▶ _EXERCISE DIRECTIONS_: Once the pictures have been removed, repeat the remainder of the records exactly.
___
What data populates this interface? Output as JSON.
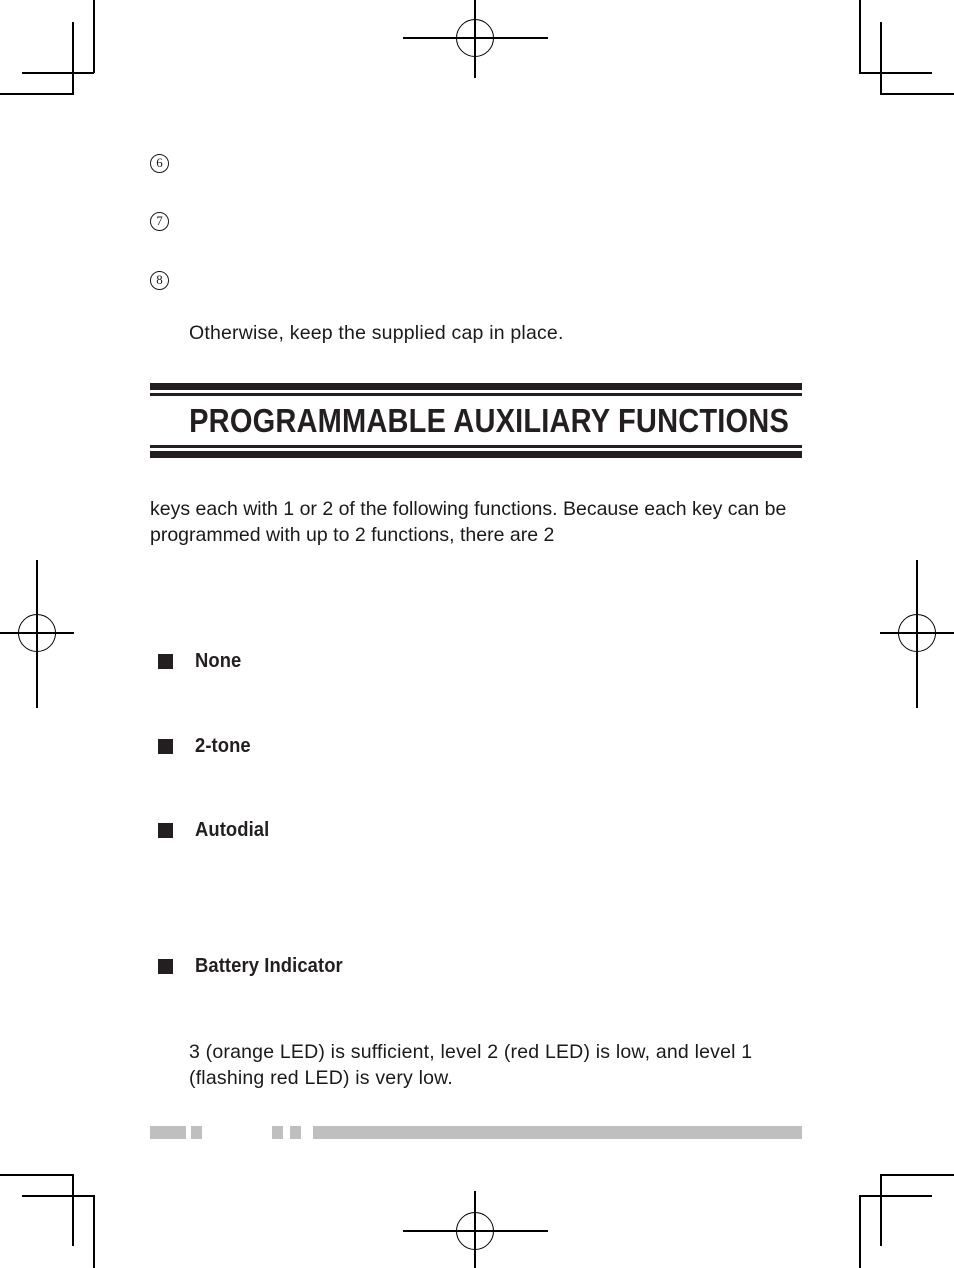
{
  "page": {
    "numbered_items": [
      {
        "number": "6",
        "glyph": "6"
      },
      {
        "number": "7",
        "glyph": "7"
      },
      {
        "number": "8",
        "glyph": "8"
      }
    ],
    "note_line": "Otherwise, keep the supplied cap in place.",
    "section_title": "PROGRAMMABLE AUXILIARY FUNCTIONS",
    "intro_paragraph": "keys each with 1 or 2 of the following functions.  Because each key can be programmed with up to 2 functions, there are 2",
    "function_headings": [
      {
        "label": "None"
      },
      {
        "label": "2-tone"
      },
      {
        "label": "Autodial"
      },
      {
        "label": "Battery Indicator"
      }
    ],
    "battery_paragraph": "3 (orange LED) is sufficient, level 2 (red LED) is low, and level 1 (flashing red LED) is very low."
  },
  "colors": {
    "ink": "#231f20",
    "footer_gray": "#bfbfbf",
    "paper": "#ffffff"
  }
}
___
▶ _PROBLEM SOLUTION_:
What data populates this interface? Output as JSON.
{
  "page": {
    "numbered_items": [
      {
        "number": "6",
        "glyph": "6"
      },
      {
        "number": "7",
        "glyph": "7"
      },
      {
        "number": "8",
        "glyph": "8"
      }
    ],
    "note_line": "Otherwise, keep the supplied cap in place.",
    "section_title": "PROGRAMMABLE AUXILIARY FUNCTIONS",
    "intro_paragraph": "keys each with 1 or 2 of the following functions.  Because each key can be programmed with up to 2 functions, there are 2",
    "function_headings": [
      {
        "label": "None"
      },
      {
        "label": "2-tone"
      },
      {
        "label": "Autodial"
      },
      {
        "label": "Battery Indicator"
      }
    ],
    "battery_paragraph": "3 (orange LED) is sufficient, level 2 (red LED) is low, and level 1 (flashing red LED) is very low."
  },
  "colors": {
    "ink": "#231f20",
    "footer_gray": "#bfbfbf",
    "paper": "#ffffff"
  }
}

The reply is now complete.